● **PROBLEM STATEMENT**: Filter the entries down to the lines holding "Apply", then copy those lines.

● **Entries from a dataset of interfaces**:
══════
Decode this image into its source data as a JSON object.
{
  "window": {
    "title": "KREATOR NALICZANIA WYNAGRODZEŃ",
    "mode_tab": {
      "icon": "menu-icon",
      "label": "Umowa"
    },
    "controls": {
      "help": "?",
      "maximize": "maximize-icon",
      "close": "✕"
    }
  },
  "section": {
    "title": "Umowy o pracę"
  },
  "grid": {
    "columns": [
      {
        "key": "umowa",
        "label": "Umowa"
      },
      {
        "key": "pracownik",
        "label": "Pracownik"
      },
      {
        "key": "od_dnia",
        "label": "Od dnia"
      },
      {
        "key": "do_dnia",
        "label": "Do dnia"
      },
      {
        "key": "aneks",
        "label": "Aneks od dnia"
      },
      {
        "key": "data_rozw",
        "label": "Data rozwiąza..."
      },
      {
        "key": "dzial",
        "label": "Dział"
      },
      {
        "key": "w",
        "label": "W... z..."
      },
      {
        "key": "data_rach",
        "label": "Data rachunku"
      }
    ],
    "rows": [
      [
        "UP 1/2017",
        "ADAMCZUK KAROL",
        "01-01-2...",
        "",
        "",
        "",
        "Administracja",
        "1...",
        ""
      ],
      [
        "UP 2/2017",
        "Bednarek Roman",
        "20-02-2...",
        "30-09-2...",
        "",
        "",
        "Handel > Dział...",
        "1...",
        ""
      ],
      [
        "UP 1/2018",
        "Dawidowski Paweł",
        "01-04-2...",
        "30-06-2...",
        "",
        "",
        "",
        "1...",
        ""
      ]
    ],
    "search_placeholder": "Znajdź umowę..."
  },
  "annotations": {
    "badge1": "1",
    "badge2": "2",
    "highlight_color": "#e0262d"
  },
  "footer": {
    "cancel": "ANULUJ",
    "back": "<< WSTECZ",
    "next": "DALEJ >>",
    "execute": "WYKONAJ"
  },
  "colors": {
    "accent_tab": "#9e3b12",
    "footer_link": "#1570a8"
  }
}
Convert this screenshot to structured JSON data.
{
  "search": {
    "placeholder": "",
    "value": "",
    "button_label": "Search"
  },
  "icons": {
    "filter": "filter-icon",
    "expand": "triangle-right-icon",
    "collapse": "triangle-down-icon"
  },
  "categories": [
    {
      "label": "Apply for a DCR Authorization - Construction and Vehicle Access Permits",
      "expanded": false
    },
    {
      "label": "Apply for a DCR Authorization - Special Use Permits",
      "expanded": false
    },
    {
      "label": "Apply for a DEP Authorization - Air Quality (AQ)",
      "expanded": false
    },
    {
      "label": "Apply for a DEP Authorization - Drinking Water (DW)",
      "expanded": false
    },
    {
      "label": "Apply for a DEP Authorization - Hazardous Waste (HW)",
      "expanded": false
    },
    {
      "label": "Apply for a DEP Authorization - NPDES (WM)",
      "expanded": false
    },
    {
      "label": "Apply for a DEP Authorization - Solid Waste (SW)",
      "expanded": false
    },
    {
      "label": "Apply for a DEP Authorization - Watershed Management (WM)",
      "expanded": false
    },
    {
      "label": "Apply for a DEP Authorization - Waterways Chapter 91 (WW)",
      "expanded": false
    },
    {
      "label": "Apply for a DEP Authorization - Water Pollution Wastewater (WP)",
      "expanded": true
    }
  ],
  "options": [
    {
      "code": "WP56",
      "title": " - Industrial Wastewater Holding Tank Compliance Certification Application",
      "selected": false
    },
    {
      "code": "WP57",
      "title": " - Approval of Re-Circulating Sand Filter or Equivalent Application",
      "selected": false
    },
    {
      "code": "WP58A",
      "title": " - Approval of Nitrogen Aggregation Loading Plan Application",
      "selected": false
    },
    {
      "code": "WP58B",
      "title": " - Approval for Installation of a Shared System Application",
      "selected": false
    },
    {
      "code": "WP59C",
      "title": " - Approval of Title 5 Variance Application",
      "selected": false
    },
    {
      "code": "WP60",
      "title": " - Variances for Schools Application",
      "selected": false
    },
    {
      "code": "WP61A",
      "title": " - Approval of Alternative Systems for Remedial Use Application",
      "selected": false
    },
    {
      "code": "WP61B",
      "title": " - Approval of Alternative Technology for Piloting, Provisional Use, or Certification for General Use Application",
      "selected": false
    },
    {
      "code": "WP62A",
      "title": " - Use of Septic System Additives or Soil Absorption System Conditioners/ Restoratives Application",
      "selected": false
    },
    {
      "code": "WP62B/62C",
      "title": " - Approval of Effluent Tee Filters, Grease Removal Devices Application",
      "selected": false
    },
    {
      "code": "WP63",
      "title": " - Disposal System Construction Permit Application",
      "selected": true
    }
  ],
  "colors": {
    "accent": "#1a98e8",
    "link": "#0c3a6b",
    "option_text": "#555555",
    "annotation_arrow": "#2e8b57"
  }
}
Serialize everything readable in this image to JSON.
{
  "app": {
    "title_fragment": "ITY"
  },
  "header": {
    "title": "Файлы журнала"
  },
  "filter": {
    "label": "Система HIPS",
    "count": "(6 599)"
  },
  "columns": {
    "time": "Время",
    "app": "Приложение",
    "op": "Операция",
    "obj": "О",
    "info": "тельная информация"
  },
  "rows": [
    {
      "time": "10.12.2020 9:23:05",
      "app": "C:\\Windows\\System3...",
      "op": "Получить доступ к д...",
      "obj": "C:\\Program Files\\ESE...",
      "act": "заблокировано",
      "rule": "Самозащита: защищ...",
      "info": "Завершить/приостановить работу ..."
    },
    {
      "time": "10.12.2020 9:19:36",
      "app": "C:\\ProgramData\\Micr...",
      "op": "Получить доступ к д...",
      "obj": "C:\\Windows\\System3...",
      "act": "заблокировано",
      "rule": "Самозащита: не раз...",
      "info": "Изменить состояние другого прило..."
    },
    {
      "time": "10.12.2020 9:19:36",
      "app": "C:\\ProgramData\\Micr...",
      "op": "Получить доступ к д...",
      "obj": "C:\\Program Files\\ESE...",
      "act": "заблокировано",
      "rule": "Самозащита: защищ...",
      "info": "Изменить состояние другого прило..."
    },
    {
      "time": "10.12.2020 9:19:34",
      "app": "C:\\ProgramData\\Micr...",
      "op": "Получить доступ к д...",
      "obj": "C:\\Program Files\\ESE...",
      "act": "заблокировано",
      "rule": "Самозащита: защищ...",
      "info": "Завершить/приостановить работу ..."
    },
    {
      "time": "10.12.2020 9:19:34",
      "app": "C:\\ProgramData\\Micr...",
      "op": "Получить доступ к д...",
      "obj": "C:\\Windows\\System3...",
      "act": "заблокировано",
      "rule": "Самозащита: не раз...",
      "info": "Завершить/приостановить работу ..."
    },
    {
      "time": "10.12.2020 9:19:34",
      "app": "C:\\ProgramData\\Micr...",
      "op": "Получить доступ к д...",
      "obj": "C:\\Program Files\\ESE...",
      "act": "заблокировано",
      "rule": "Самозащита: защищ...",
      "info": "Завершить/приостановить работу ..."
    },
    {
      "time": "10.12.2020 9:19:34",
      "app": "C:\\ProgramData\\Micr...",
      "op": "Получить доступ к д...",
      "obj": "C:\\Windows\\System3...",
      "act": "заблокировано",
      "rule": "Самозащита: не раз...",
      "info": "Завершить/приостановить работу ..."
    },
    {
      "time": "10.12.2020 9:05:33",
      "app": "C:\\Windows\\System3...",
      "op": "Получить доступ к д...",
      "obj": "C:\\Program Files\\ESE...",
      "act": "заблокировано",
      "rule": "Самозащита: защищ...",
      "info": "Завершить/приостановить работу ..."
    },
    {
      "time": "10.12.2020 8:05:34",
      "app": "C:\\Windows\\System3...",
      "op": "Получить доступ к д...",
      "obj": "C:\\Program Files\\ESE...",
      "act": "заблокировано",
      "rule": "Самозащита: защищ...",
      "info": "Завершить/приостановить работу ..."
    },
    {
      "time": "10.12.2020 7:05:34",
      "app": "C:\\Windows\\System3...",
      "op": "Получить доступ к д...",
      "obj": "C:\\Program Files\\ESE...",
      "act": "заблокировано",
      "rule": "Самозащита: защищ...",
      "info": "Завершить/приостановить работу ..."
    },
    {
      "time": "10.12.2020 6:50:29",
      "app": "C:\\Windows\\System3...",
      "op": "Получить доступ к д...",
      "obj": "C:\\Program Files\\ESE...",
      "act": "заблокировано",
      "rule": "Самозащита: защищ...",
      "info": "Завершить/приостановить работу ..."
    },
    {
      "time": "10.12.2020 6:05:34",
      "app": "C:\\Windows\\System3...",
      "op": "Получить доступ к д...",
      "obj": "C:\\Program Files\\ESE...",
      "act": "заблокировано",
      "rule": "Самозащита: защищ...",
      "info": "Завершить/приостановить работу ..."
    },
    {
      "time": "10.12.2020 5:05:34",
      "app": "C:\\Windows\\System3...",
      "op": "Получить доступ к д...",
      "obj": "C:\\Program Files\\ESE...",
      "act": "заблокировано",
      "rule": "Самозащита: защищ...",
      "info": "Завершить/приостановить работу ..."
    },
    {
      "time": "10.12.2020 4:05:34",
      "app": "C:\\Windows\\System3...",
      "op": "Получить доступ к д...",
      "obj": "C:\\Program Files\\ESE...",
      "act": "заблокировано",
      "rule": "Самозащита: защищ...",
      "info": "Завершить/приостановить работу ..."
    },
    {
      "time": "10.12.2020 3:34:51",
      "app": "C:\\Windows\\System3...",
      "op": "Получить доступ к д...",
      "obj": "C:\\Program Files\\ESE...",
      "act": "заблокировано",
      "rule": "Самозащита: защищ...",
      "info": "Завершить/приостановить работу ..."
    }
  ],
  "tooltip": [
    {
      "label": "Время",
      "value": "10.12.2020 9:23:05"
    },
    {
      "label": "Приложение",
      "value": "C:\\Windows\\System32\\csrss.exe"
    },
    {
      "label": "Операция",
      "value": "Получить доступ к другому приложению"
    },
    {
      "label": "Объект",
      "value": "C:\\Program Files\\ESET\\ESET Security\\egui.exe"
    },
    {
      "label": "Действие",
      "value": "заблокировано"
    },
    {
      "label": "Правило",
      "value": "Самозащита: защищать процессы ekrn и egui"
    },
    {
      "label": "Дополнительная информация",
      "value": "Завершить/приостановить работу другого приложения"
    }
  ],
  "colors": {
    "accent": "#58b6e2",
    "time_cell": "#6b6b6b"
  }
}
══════
● **TASK SOLUTION**:
      "label": "Apply for a DCR Authorization - Construction and Vehicle Access Permits",
      "label": "Apply for a DCR Authorization - Special Use Permits",
      "label": "Apply for a DEP Authorization - Air Quality (AQ)",
      "label": "Apply for a DEP Authorization - Drinking Water (DW)",
      "label": "Apply for a DEP Authorization - Hazardous Waste (HW)",
      "label": "Apply for a DEP Authorization - NPDES (WM)",
      "label": "Apply for a DEP Authorization - Solid Waste (SW)",
      "label": "Apply for a DEP Authorization - Watershed Management (WM)",
      "label": "Apply for a DEP Authorization - Waterways Chapter 91 (WW)",
      "label": "Apply for a DEP Authorization - Water Pollution Wastewater (WP)",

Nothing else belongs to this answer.